While A(H5N1) does not now readily infect humans or spread from person to person, scientists are worried that it could acquire that ability, setting off a worldwide human pandemic. Until this year, Europe's small fraternity of wild bird researchers was severely underfinanced, its warnings about bird flu unheeded. Now the researchers are racing to fill gaps in knowledge and answer crucial questions.
In February, new research provided clues about how the A(H5N1) virus broke out of its original stalking grounds in Southeast Asia, moving to western China and on to the edges of Europe late last year.

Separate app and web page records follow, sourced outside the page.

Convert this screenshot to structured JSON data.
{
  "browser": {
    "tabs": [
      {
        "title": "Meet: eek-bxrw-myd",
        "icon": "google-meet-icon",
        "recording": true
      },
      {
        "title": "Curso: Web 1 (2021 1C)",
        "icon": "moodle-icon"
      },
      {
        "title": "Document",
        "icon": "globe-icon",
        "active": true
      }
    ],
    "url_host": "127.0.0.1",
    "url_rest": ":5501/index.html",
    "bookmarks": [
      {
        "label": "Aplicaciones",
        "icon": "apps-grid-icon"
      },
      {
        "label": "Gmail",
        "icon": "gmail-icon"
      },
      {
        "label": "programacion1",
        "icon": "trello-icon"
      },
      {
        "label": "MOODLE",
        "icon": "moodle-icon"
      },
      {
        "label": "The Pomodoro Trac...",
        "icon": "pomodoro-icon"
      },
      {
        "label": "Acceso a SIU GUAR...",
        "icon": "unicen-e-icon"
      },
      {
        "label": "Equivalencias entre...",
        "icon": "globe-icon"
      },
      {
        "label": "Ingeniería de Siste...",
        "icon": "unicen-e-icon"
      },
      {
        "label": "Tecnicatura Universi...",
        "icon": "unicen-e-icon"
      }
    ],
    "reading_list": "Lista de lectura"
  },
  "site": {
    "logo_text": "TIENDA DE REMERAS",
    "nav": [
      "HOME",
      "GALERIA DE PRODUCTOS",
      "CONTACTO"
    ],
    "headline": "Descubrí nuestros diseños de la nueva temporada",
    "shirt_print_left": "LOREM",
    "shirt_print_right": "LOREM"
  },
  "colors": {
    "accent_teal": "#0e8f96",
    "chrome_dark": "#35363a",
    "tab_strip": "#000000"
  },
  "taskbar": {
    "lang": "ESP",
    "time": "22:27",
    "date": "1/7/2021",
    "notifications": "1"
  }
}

Dr. Guan Yi and his colleagues at the University of Hong Kong reported in the Proceedings of the National Academy of Sciences that some birds infected with A(H5N1) could survive for a week, and so were capable of spreading the disease over vast areas — to China's remote west and to Mongolia, for example. Previously, scientists thought that infected birds would be too sick to cover such distances.
From there, A(H5N1) predictably moved on to Russia, Ukraine, Turkey, Romania and the Balkans. But the recent pattern of spread, into European and African nations, has been far more confusing.
"For a couple of weeks, it was raining dead swans all over Europe, which left everyone scratching their heads," said Jan Slingenberg, a senior veterinary official at the United Nations Food and Agriculture Organization in Rome.
Wetlands International, a Dutch nonprofit organization that has sent teams to several African nations to sample wild birds, has made a list of 17 species it believes are particularly likely to spread A(H5N1) in Europe. There is no list for Africa or Asia. Some species, like pigeons, which have provoked angst in European cities, are not particularly susceptible, so there is little point in directing vigilance there, officials said.
Mr. Guberti and others say they suspect that there are now permanent reservoirs of the disease on Europe's doorstep, so that birds like the mute swan may pick up the disease every time they enter the Continent. Suspects include the Black Sea and the lower Volga River, areas that have suffered previous outbreaks of A(H5N1), and where mute swans often winter.
Nations must identify such reservoirs, Mr. Guberti said, so that scientists can see which birds live there and where they migrate, creating a kind of early warning system.
The dead ducks that have been found in various corners of Europe, from Geneva to central Italy and the suburbs of Lyon, have proved even more disquieting to scientists.
"It's hard to explain," said Alex Kaat, spokesman for Wetlands International, noting that scientists have no idea whether the ducks got the virus from infected poultry nearby, from mute swans, from another species that is spreading the disease undetected in Europe — or if they are birds making an early migration from infected parts of Africa.
While ornithologists think that most of the cases in Europe are tied to migration, they are also quick to note that wild birds are sometimes unfairly blamed, as in Turkey and Nigeria. "It's easy to blame migrating birds, because then no one is responsible," said Juan Lubroth, a senior veterinary health officer at the Food and Agriculture Organization.
In Croatia, for example, Mr. Kaat said, fertilizer made of manure from infected poultry probably spread A(H5N1). The manure is commonly used to fertilize fish ponds, which are frequent stopover points for migrating birds that probably contracted the virus there, he said. The virus persists in water for weeks.
In Nigeria, the first huge outbreak occurred in January in hens in the north, a dry area far from the wetlands that are home to the country's migratory birds.
"The outbreaks were in the wrong place and at the wrong time of year," Mr. Kaat said.
Instead, he and others believe, Nigeria's problem was probably caused by the transport of sick birds or bird products infected with A(H5N1) from another country in Africa or even Asia.